A few weeks ago the nice folks over at Uncommon Goods contacted me and offered me the chance to review their new Kantha Blankets. The Kantha Blankets are handmade in India, by workers who are protected under the fair trade practices. Each blanket is made from vintage cotton saris that are cut into strips and sewn together using traditional stitching methods that are passed down from mothers to daughters for generations.

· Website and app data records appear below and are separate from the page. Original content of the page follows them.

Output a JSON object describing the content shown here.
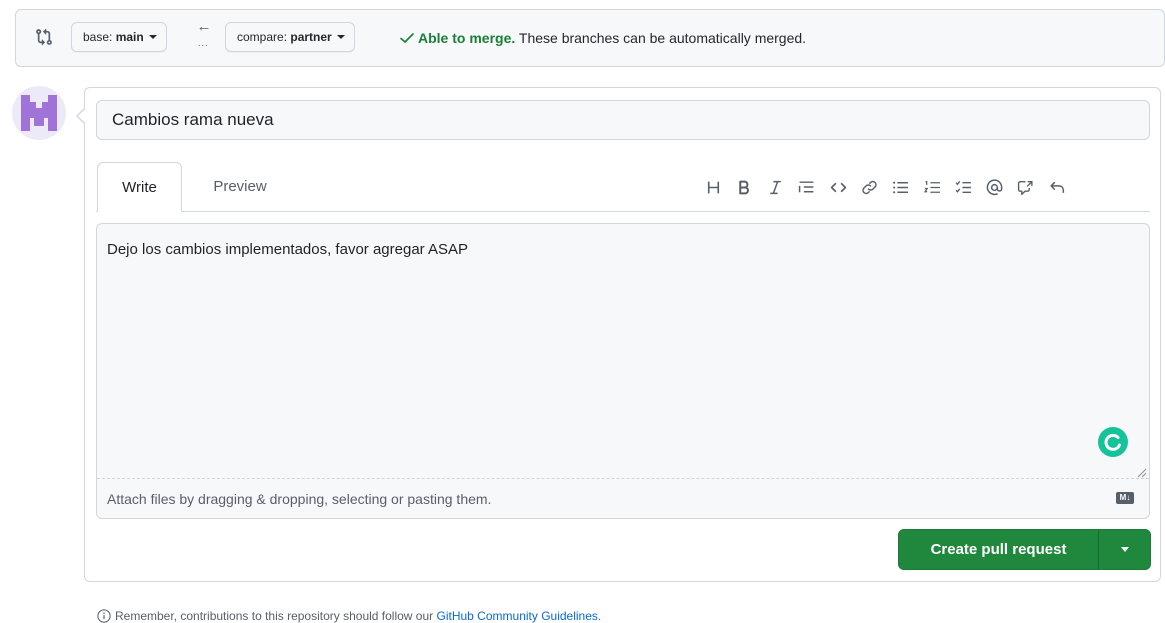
{
  "compare_bar": {
    "base_prefix": "base:",
    "base_branch": "main",
    "compare_prefix": "compare:",
    "compare_branch": "partner",
    "swap_arrow": "←",
    "swap_dots": "...",
    "merge_ok": "Able to merge.",
    "merge_msg": "These branches can be automatically merged."
  },
  "form": {
    "title_value": "Cambios rama nueva",
    "tabs": [
      {
        "label": "Write",
        "active": true
      },
      {
        "label": "Preview",
        "active": false
      }
    ],
    "toolbar_icons": [
      "heading-icon",
      "bold-icon",
      "italic-icon",
      "quote-icon",
      "code-icon",
      "link-icon",
      "unordered-list-icon",
      "ordered-list-icon",
      "task-list-icon",
      "mention-icon",
      "cross-reference-icon",
      "reply-icon"
    ],
    "body_text": "Dejo los cambios implementados, favor agregar ASAP",
    "attach_hint": "Attach files by dragging & dropping, selecting or pasting them.",
    "markdown_badge": "M↓",
    "submit_label": "Create pull request"
  },
  "footer": {
    "note_prefix": "Remember, contributions to this repository should follow our ",
    "link_text": "GitHub Community Guidelines",
    "note_suffix": "."
  },
  "colors": {
    "success": "#1a7f37",
    "primary_button": "#1f883d",
    "link": "#0969da",
    "grammarly": "#15c39a",
    "avatar": "#a173d8"
  }
}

So I already loved the premise of the Kantha Blankets–continuing traditions and helping bring those traditions into the present by sharing them through the internet. But getting to see this in person is amazing. The Kantha blankets are so different from anything you could pick up in stores right now. They have history. You can see it in the material; these are vintage pieces and they’ve been patched and stitched back together. But there is a beauty in that. As the tag says, the Kantha blanket is like a diary, it tells a story of the life that this fabric has seen. I love that each stitch is different, that the patterns on the saris make each blanket unique. White thread binds the layers together, without batting in between creating a medium weight blanket. The white stitching also highlights the beautiful coloring of the fabric and unifies the different patterns and motifs into a single quilt. The vintage nature of the upcycled cotton also means it’s incredibly soft straight out of the box. I would consider this more of an art blanket, but it’s also functional. The dimensions of each blanket are slightly different, but are roughly 91″ by 60″, almost a standard twin size blanket, although I feel it would work well as a throw blanket also.
The Kantha blanket is an opportunity, made possible by the people at Uncommon Goods, to receive a piece of textile art that you might otherwise never have had the chance to buy. There’s a magic in opening the box to find an heirloom quality item with a history of its own. Whether displayed at the foot of bed, over a sofa, or on a wall, the Kantha blanket is sure to make a statement.
Want one for yourself? You can check them out on the Uncommon Goods website.
(As stated above, I was sent the blanket for the purpose of review, but all opinions expressed in this post are my own.)
By Rosie Bromberg